The move comes after Sias was indicted on counts involving lying to the FBI and destroying evidence.
The governor’s office expects a replacement to be named soon. According to Augusta Elections Board Director Lynn Bailey, whoever is chosen as a replacement will serve until the next election.
The indictment alleges that on or about Aug. 5, 2019, Sias “did knowingly alter, destroy, mutilate, conceal, and coverup records, documents and other objects, to wit, digital files belonging to Sandridge Community Association (SCA), which included invoices, spreadsheets, work orders, payments, agendas, minutes, financial reports and other documentation of Jamestown Community Center (Jamestown), Jamestown Special Purpose Local Option Sales Tax (SPLOST), SCA Board of Directors, SCA Summer Camp, with the intent to impede, obstruct, and influence the investigation and proper administration of a federal criminal grand jury investigation.”
The second count of the indictment alleges that on or about Aug. 9, 2019, Sias “did willfully and knowingly make a materially false, fictitious, and fraudulent statement and representation in a matter within the jurisdiction of the Department of Justice, an agency of the United States,” when Sias told an FBI special agent that he had provided all electronic and paper files in his possession related to the investigation.
Sias’ legal troubles began after his former lover and employee of the Jamestown Community Center, Willa Hilton, wrote a letter to the Augusta claiming Sias misused SPLOST funds and claimed Sias drank alcohol on the premises, viewed porn on city owned computers, installed a blow-up mattress in the center and abused the children attending functions at the center.
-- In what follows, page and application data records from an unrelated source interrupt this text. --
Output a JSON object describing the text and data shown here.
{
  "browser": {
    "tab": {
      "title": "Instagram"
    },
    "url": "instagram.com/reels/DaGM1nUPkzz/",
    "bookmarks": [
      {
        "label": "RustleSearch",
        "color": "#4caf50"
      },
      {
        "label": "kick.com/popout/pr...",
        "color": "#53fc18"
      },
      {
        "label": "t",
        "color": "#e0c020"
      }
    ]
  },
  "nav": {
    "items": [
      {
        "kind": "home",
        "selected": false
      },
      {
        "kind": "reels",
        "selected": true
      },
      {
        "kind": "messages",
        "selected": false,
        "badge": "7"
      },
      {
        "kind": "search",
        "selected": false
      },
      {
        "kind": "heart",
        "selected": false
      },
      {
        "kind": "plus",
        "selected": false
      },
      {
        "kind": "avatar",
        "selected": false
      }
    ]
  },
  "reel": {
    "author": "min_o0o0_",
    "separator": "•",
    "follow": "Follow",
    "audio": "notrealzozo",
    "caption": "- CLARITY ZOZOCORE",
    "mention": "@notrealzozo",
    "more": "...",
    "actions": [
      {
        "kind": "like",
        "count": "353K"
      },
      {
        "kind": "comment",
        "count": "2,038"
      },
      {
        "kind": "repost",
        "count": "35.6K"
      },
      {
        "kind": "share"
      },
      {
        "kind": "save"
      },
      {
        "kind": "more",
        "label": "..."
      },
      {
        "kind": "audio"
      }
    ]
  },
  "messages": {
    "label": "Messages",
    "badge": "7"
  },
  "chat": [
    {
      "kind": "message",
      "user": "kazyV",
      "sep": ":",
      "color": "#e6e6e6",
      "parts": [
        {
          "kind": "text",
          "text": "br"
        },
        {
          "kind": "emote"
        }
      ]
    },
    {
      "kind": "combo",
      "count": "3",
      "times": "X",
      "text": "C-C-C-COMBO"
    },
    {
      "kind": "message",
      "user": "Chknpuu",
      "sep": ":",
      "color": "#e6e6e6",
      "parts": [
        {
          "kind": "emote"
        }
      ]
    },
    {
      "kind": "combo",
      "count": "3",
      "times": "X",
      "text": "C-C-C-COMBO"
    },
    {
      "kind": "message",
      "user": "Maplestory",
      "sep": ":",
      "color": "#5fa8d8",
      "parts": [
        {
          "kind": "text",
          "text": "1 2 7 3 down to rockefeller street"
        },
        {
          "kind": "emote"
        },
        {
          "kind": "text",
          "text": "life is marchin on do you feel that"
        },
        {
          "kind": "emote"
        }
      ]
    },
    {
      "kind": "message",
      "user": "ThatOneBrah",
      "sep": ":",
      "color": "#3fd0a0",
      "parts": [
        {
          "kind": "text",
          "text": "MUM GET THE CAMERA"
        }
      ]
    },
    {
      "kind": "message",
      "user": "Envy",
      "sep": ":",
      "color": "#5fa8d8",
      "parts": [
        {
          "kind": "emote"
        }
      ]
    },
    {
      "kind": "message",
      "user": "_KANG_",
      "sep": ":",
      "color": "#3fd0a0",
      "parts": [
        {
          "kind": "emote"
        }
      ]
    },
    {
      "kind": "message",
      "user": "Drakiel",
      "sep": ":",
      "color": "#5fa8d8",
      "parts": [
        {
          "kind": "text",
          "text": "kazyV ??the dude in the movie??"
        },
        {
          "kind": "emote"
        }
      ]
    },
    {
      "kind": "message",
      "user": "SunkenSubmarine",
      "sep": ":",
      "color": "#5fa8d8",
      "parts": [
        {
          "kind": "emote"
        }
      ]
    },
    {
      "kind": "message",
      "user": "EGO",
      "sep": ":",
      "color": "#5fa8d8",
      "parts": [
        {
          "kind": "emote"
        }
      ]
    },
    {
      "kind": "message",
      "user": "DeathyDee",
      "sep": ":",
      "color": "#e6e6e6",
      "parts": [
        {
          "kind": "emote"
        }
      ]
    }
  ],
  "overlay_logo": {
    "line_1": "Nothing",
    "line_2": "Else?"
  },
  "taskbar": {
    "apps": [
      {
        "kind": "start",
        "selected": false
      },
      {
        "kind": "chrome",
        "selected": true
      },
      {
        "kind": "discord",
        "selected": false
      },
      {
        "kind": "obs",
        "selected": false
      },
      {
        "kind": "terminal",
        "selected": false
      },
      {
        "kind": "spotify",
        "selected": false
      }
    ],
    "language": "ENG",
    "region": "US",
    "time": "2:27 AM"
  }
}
The Augusta Commission passed along the letter to the GBI, which, in turn, contacted the FBI to conduct a joint investigation.
In August 2019, FBI and GBI agents raided Sias’ Sandridge home and carted away computers and other records.
Sias has acknowledged the affair with Hilton, who is also his next door neighbor, but denied any financial malfeasance.
According to Barry Paschal, spokesman for Acting U.S. Attorney David Estes for the Southern District of Georgia, the charges against Sias carry a maximum statutory penalty of up to 20 years in federal prison and a fine of up to $250,000.
Sias is the first Augusta commissioner to be charged with a felony crime since the city and county consolidated in 1996.